* _Task description_
Every entry below must be copied exactly, with nothing left out.

* _Provided entries_
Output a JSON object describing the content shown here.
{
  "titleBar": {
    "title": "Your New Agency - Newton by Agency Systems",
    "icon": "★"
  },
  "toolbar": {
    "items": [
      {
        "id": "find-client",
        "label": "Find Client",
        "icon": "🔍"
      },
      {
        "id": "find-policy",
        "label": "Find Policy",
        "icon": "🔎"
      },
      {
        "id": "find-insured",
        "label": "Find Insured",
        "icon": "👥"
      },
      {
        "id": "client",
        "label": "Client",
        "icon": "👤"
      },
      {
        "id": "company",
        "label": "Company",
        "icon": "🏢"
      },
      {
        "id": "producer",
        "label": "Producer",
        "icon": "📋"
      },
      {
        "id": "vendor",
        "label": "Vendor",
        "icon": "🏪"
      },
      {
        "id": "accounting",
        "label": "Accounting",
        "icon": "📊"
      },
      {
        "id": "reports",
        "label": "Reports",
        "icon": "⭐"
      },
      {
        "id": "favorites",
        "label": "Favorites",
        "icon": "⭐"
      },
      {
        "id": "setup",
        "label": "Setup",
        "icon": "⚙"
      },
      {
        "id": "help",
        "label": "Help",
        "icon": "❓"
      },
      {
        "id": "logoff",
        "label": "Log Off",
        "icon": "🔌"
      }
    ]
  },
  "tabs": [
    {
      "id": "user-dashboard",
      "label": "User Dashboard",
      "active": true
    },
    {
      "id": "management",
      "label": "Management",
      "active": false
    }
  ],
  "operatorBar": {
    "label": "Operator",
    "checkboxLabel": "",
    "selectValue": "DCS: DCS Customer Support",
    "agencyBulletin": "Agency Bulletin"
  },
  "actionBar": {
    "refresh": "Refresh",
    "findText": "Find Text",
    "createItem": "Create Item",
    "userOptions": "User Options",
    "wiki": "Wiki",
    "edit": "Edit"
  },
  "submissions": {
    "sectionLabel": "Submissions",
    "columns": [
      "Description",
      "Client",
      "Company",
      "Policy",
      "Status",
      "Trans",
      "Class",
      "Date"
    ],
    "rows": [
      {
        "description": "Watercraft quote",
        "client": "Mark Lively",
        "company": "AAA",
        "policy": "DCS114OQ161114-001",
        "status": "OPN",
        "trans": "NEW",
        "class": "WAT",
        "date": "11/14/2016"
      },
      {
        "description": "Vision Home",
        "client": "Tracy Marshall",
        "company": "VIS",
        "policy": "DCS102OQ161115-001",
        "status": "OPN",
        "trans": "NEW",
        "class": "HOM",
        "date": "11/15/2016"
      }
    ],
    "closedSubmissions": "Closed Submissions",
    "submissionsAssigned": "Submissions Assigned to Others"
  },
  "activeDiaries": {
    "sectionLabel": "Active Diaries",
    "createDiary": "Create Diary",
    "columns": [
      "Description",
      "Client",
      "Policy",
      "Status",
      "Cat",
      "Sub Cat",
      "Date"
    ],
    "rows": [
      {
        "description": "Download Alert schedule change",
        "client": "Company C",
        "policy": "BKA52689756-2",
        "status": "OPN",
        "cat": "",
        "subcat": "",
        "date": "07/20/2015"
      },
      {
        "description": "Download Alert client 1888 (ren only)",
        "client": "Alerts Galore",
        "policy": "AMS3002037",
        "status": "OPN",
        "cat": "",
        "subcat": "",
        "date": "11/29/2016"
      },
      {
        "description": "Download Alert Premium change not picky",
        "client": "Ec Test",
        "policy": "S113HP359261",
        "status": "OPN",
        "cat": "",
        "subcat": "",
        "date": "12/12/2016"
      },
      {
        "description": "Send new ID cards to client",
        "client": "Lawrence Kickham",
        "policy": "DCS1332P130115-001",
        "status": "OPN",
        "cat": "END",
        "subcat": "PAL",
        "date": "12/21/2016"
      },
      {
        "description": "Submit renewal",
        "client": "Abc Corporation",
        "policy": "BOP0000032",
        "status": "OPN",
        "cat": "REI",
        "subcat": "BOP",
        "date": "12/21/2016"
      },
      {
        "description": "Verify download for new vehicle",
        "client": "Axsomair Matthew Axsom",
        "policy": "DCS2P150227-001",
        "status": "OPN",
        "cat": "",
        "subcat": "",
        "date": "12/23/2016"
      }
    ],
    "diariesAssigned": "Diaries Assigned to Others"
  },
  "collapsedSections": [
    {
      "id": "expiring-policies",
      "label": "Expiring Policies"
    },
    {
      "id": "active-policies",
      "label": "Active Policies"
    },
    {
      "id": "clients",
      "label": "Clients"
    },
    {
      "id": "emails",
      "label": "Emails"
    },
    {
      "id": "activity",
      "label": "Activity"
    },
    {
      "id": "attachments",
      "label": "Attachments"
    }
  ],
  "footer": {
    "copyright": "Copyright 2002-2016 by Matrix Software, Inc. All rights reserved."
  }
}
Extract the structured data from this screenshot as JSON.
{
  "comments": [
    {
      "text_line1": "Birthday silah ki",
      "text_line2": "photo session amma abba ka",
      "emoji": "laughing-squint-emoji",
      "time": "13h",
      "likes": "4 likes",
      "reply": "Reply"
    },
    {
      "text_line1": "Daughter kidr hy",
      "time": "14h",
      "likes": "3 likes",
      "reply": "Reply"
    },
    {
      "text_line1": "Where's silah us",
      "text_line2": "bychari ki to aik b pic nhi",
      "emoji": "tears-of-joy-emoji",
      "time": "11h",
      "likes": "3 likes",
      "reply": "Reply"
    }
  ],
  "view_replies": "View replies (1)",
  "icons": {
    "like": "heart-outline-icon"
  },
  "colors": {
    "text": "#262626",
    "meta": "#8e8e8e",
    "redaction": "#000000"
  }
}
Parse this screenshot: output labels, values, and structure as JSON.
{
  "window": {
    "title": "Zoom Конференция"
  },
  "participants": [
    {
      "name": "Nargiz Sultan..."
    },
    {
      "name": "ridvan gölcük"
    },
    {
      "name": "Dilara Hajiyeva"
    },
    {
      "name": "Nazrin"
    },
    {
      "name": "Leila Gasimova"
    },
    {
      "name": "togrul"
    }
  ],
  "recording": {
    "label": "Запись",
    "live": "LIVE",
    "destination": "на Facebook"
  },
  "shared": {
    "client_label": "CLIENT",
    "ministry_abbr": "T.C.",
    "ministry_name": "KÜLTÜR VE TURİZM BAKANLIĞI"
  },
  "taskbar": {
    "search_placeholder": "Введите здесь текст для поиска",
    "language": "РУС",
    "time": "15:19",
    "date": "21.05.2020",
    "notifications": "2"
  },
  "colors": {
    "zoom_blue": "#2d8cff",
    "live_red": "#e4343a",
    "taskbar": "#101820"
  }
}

* _Task output_
Output a JSON object describing the content shown here.
{
  "titleBar": {
    "title": "Your New Agency - Newton by Agency Systems",
    "icon": "★"
  },
  "toolbar": {
    "items": [
      {
        "id": "find-client",
        "label": "Find Client",
        "icon": "🔍"
      },
      {
        "id": "find-policy",
        "label": "Find Policy",
        "icon": "🔎"
      },
      {
        "id": "find-insured",
        "label": "Find Insured",
        "icon": "👥"
      },
      {
        "id": "client",
        "label": "Client",
        "icon": "👤"
      },
      {
        "id": "company",
        "label": "Company",
        "icon": "🏢"
      },
      {
        "id": "producer",
        "label": "Producer",
        "icon": "📋"
      },
      {
        "id": "vendor",
        "label": "Vendor",
        "icon": "🏪"
      },
      {
        "id": "accounting",
        "label": "Accounting",
        "icon": "📊"
      },
      {
        "id": "reports",
        "label": "Reports",
        "icon": "⭐"
      },
      {
        "id": "favorites",
        "label": "Favorites",
        "icon": "⭐"
      },
      {
        "id": "setup",
        "label": "Setup",
        "icon": "⚙"
      },
      {
        "id": "help",
        "label": "Help",
        "icon": "❓"
      },
      {
        "id": "logoff",
        "label": "Log Off",
        "icon": "🔌"
      }
    ]
  },
  "tabs": [
    {
      "id": "user-dashboard",
      "label": "User Dashboard",
      "active": true
    },
    {
      "id": "management",
      "label": "Management",
      "active": false
    }
  ],
  "operatorBar": {
    "label": "Operator",
    "checkboxLabel": "",
    "selectValue": "DCS: DCS Customer Support",
    "agencyBulletin": "Agency Bulletin"
  },
  "actionBar": {
    "refresh": "Refresh",
    "findText": "Find Text",
    "createItem": "Create Item",
    "userOptions": "User Options",
    "wiki": "Wiki",
    "edit": "Edit"
  },
  "submissions": {
    "sectionLabel": "Submissions",
    "columns": [
      "Description",
      "Client",
      "Company",
      "Policy",
      "Status",
      "Trans",
      "Class",
      "Date"
    ],
    "rows": [
      {
        "description": "Watercraft quote",
        "client": "Mark Lively",
        "company": "AAA",
        "policy": "DCS114OQ161114-001",
        "status": "OPN",
        "trans": "NEW",
        "class": "WAT",
        "date": "11/14/2016"
      },
      {
        "description": "Vision Home",
        "client": "Tracy Marshall",
        "company": "VIS",
        "policy": "DCS102OQ161115-001",
        "status": "OPN",
        "trans": "NEW",
        "class": "HOM",
        "date": "11/15/2016"
      }
    ],
    "closedSubmissions": "Closed Submissions",
    "submissionsAssigned": "Submissions Assigned to Others"
  },
  "activeDiaries": {
    "sectionLabel": "Active Diaries",
    "createDiary": "Create Diary",
    "columns": [
      "Description",
      "Client",
      "Policy",
      "Status",
      "Cat",
      "Sub Cat",
      "Date"
    ],
    "rows": [
      {
        "description": "Download Alert schedule change",
        "client": "Company C",
        "policy": "BKA52689756-2",
        "status": "OPN",
        "cat": "",
        "subcat": "",
        "date": "07/20/2015"
      },
      {
        "description": "Download Alert client 1888 (ren only)",
        "client": "Alerts Galore",
        "policy": "AMS3002037",
        "status": "OPN",
        "cat": "",
        "subcat": "",
        "date": "11/29/2016"
      },
      {
        "description": "Download Alert Premium change not picky",
        "client": "Ec Test",
        "policy": "S113HP359261",
        "status": "OPN",
        "cat": "",
        "subcat": "",
        "date": "12/12/2016"
      },
      {
        "description": "Send new ID cards to client",
        "client": "Lawrence Kickham",
        "policy": "DCS1332P130115-001",
        "status": "OPN",
        "cat": "END",
        "subcat": "PAL",
        "date": "12/21/2016"
      },
      {
        "description": "Submit renewal",
        "client": "Abc Corporation",
        "policy": "BOP0000032",
        "status": "OPN",
        "cat": "REI",
        "subcat": "BOP",
        "date": "12/21/2016"
      },
      {
        "description": "Verify download for new vehicle",
        "client": "Axsomair Matthew Axsom",
        "policy": "DCS2P150227-001",
        "status": "OPN",
        "cat": "",
        "subcat": "",
        "date": "12/23/2016"
      }
    ],
    "diariesAssigned": "Diaries Assigned to Others"
  },
  "collapsedSections": [
    {
      "id": "expiring-policies",
      "label": "Expiring Policies"
    },
    {
      "id": "active-policies",
      "label": "Active Policies"
    },
    {
      "id": "clients",
      "label": "Clients"
    },
    {
      "id": "emails",
      "label": "Emails"
    },
    {
      "id": "activity",
      "label": "Activity"
    },
    {
      "id": "attachments",
      "label": "Attachments"
    }
  ],
  "footer": {
    "copyright": "Copyright 2002-2016 by Matrix Software, Inc. All rights reserved."
  }
}
Extract the structured data from this screenshot as JSON.
{
  "comments": [
    {
      "text_line1": "Birthday silah ki",
      "text_line2": "photo session amma abba ka",
      "emoji": "laughing-squint-emoji",
      "time": "13h",
      "likes": "4 likes",
      "reply": "Reply"
    },
    {
      "text_line1": "Daughter kidr hy",
      "time": "14h",
      "likes": "3 likes",
      "reply": "Reply"
    },
    {
      "text_line1": "Where's silah us",
      "text_line2": "bychari ki to aik b pic nhi",
      "emoji": "tears-of-joy-emoji",
      "time": "11h",
      "likes": "3 likes",
      "reply": "Reply"
    }
  ],
  "view_replies": "View replies (1)",
  "icons": {
    "like": "heart-outline-icon"
  },
  "colors": {
    "text": "#262626",
    "meta": "#8e8e8e",
    "redaction": "#000000"
  }
}
Parse this screenshot: output labels, values, and structure as JSON.
{
  "window": {
    "title": "Zoom Конференция"
  },
  "participants": [
    {
      "name": "Nargiz Sultan..."
    },
    {
      "name": "ridvan gölcük"
    },
    {
      "name": "Dilara Hajiyeva"
    },
    {
      "name": "Nazrin"
    },
    {
      "name": "Leila Gasimova"
    },
    {
      "name": "togrul"
    }
  ],
  "recording": {
    "label": "Запись",
    "live": "LIVE",
    "destination": "на Facebook"
  },
  "shared": {
    "client_label": "CLIENT",
    "ministry_abbr": "T.C.",
    "ministry_name": "KÜLTÜR VE TURİZM BAKANLIĞI"
  },
  "taskbar": {
    "search_placeholder": "Введите здесь текст для поиска",
    "language": "РУС",
    "time": "15:19",
    "date": "21.05.2020",
    "notifications": "2"
  },
  "colors": {
    "zoom_blue": "#2d8cff",
    "live_red": "#e4343a",
    "taskbar": "#101820"
  }
}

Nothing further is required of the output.